In this post, I will be sharing a story that reinforces my argument from a previous post on why anger is a useless emotion. Once upon time, I was a soldier stationed in Bagram Afghanistan. Once on a mission outside the wire, the convey experienced a scare. We encountered a traffic jam, followed by what sounded like a small explosion. Following protocol, we immediately dismounted our vehicles and took our assigned combative positions. It was later discovered that the sound we heard came from an over inflated car tire that gave out. However, that’s not the story I am trying to tell, the true story is of a fellow non commissioned officer (NCO) who I discovered was cowered in the back seat of the Humvee during the commotion.
This guy was the most loud mouthed and arrogant human being in the company. He always had on a scowl on his face, he could be heard openly berating soldiers under his command, mocking his peers and cursing his superiors under his breath. Had it been any other person, I would have had some compassion for what appeared to be an episode of panic under a stressful situation. However with this guy, I couldn’t help but experience some feelings of irritation and disappointment.

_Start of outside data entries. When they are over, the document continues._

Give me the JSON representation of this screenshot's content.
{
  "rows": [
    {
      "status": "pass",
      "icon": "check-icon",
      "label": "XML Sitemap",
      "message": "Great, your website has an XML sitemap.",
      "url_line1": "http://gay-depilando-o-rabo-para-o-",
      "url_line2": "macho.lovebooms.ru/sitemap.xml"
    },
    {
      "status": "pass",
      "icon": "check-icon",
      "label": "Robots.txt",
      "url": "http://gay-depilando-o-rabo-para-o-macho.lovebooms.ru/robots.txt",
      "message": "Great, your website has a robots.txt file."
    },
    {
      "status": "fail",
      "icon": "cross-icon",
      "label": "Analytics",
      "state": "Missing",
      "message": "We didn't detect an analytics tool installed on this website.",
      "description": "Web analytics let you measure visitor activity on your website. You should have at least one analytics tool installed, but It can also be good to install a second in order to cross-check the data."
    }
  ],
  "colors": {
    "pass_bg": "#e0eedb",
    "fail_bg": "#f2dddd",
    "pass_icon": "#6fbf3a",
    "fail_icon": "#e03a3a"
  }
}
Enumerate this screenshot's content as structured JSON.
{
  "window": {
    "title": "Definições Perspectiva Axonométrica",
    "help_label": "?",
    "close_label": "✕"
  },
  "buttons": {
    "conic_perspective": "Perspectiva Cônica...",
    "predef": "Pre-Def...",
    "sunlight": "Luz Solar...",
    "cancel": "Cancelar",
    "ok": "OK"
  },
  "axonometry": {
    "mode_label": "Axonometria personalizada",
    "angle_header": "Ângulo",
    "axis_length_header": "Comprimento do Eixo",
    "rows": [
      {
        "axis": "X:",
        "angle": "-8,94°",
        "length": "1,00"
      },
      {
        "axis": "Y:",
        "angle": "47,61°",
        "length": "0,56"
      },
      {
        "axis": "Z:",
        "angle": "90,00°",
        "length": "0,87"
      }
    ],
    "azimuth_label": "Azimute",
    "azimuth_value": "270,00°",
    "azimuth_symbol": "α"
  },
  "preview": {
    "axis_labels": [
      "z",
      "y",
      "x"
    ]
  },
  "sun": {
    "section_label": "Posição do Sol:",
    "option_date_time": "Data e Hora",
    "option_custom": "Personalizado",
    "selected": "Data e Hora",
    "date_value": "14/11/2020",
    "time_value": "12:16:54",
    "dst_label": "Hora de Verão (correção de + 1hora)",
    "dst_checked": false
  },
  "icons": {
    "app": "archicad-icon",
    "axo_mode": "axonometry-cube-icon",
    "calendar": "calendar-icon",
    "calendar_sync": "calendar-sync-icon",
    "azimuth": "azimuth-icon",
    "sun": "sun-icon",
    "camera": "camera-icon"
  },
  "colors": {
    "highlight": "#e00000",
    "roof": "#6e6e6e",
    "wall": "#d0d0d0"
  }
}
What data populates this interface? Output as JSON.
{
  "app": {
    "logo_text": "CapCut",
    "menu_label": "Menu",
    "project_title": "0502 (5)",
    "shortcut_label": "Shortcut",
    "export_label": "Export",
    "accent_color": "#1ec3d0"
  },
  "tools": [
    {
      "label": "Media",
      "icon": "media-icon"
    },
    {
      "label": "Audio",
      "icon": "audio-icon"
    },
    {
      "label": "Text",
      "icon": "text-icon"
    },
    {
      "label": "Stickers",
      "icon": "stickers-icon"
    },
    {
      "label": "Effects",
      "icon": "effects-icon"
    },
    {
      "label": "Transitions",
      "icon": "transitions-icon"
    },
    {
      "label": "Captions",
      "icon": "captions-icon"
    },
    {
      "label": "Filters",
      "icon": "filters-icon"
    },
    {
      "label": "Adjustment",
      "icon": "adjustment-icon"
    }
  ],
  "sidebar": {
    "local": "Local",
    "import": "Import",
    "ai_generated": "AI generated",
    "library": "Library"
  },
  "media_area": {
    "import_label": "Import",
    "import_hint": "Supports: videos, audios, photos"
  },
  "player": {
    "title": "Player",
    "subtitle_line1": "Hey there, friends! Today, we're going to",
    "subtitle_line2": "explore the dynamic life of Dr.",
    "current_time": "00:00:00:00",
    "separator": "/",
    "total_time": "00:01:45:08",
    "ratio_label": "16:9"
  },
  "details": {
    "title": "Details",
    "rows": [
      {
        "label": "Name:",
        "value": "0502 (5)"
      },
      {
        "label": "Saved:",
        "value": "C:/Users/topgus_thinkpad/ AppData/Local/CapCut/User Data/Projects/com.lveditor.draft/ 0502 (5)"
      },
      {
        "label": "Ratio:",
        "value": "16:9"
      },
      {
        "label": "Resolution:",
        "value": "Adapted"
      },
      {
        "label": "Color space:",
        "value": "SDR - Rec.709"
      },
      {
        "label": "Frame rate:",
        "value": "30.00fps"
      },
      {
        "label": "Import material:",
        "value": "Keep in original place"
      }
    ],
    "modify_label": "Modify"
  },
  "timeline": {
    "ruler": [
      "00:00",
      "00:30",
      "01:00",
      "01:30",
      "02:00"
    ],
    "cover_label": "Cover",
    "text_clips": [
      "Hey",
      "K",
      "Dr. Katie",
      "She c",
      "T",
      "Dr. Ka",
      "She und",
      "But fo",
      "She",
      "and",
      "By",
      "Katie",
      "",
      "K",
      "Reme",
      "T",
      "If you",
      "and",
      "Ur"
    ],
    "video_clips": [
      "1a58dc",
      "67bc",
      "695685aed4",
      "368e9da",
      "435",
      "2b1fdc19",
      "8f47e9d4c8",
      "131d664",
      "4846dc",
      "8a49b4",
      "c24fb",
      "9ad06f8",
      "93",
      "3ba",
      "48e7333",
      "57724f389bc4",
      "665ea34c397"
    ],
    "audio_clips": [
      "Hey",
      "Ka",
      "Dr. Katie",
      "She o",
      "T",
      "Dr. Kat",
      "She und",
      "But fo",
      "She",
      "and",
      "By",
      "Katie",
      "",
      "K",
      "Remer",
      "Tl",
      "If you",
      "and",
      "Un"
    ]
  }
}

In my life experiences, this is one of many stories which reinforced the meaning of one of my mother’s favorite quotes, “empty bottles make the loudest noise”, and the story of the Richard Sherman’s interview with Erin Andrews is no different.
I don’t enjoy criticizing Black public figures or celebrities, for the simple fact that bigots are usually first on the scene, seizing the moment to reinforce prejudice stereotypes in the public consciousness, however today I am making another of my few exceptions. I read a post which I found irritating where the author took up for Richard Sherman’s childish antics and seemed to refer to Black men who carry themselves in a calm demeanor as tokens acting White to fit in.
Really? When I listen to people utter such nonsense I feel tempted to ask them if they believe that people of European decent should be the only people who have exclusive rights towards carrying themselves in a calm demeanor.
When I looked further for clues regarding what could have triggered Richard Sherman’s unprofessional outburst, it turns out to be worse than I thought. All the while I suspected that Sherman got his feelings hurt by his identified nemesis, Michael Crabtree, instead it turns about that he provoked Crabtree by making taunting gestures, which resulted in Crabtree pushing him in the face. I suppose this is what lead to his outburst during the interview.
Please stop the madness. Specifically stop misleading boys and young men towards thinking that coping up an attitude is the route to take towards resolving grievances with others. It’s dangerous! You may get away with pushing others away and intimidating a few people until you stumble upon someone who is truly dangerous and properly trained in the use of violence.
Anyone trained in any measure of violence will readily acknowledge that in this world there is always someone more dangerous than you are. If you keep asking for trouble, you are going to get it. The most effective and sustainable way of resolving conflicts with others is the practice of compassion and assertiveness in your interactions with others.
In other words, do stand up for stand for yourself, but regard your fellow human being with the dignity you want others to regard you with at all times.
Ugo is a psychotherapist and life coach.